My first car was a Ford Meteor. The sedan equivalent of the Ford Laser, you could say an ancestor of the Ford Focus Titanium, pictured above.
The caption on the back of this photo [cropped to protect the innocent], is in my late grandmother’s handwriting and says: “A proud Kellie with her car.”
The year was 1995, I was working at my first job a few hours from home and living in a rented farmhouse, hence the jeans and boots.
The Meteor served me well. It cost $5000 and I was just happy it had a cassette deck.
Technology extended to a contraption I later used with said cassette deck to play CDs from a Walkman.
Ahhh, the ’90s.
So here we are in 2013 and well, we’ve come a long way baby.
The Meteor would be harumphing at these flashy Focuses and all their tricks.
“We didn’t have that kind of tomfoolery in my day.”
Forget the cassettes, I just plug in my iPod, or stream from my iPhone via Bluetooth.
And this car, well this car actually does talk.
There’s a lot of big features packed into this small car.
I’m loving the keyless entry, the push button start, the Ford Sync voice control, the automatic wipers, the automatic lights, the lights that illuminate when I go around a corner and the fact they stay on for a short time as I walk away from the car.
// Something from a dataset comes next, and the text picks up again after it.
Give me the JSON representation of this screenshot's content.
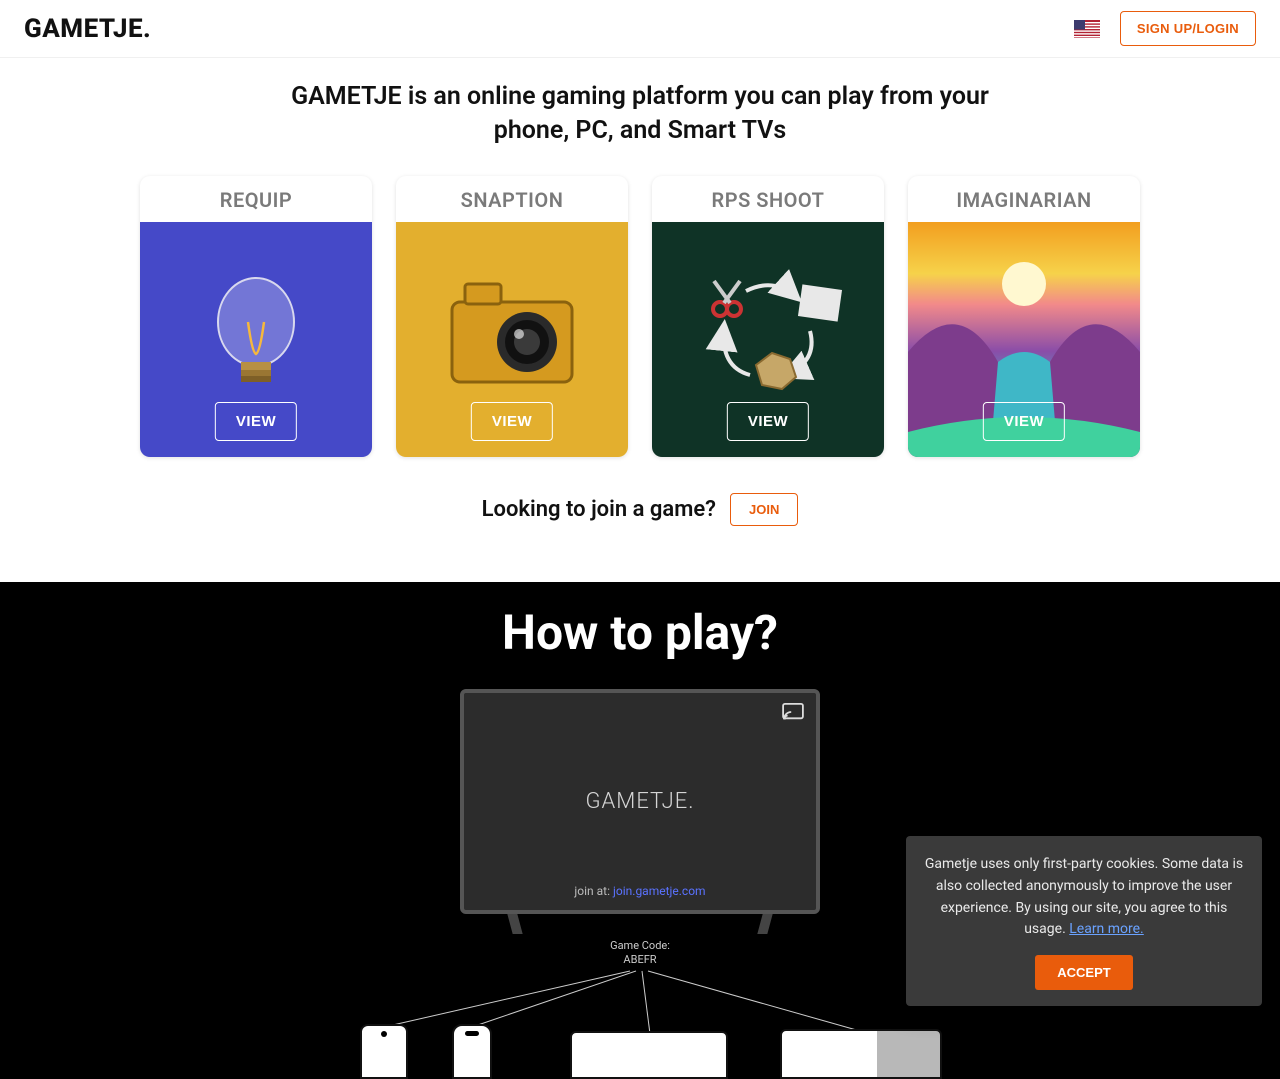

Out on the road, the Mr became convinced of the benefits of the adaptive cruise control and the speed limiter, loved having the sat nav in the dash, and we both enjoyed the dual climate control. [He's always too hot, I'm always too cold.]
Yeah, I could go on. I do love the gadgets.
And the assisted parking ~ it’s every bit as cool as you’d imagine!
We, as in the family and I, have put together a video of some of these cool features.
Let’s go for a drive.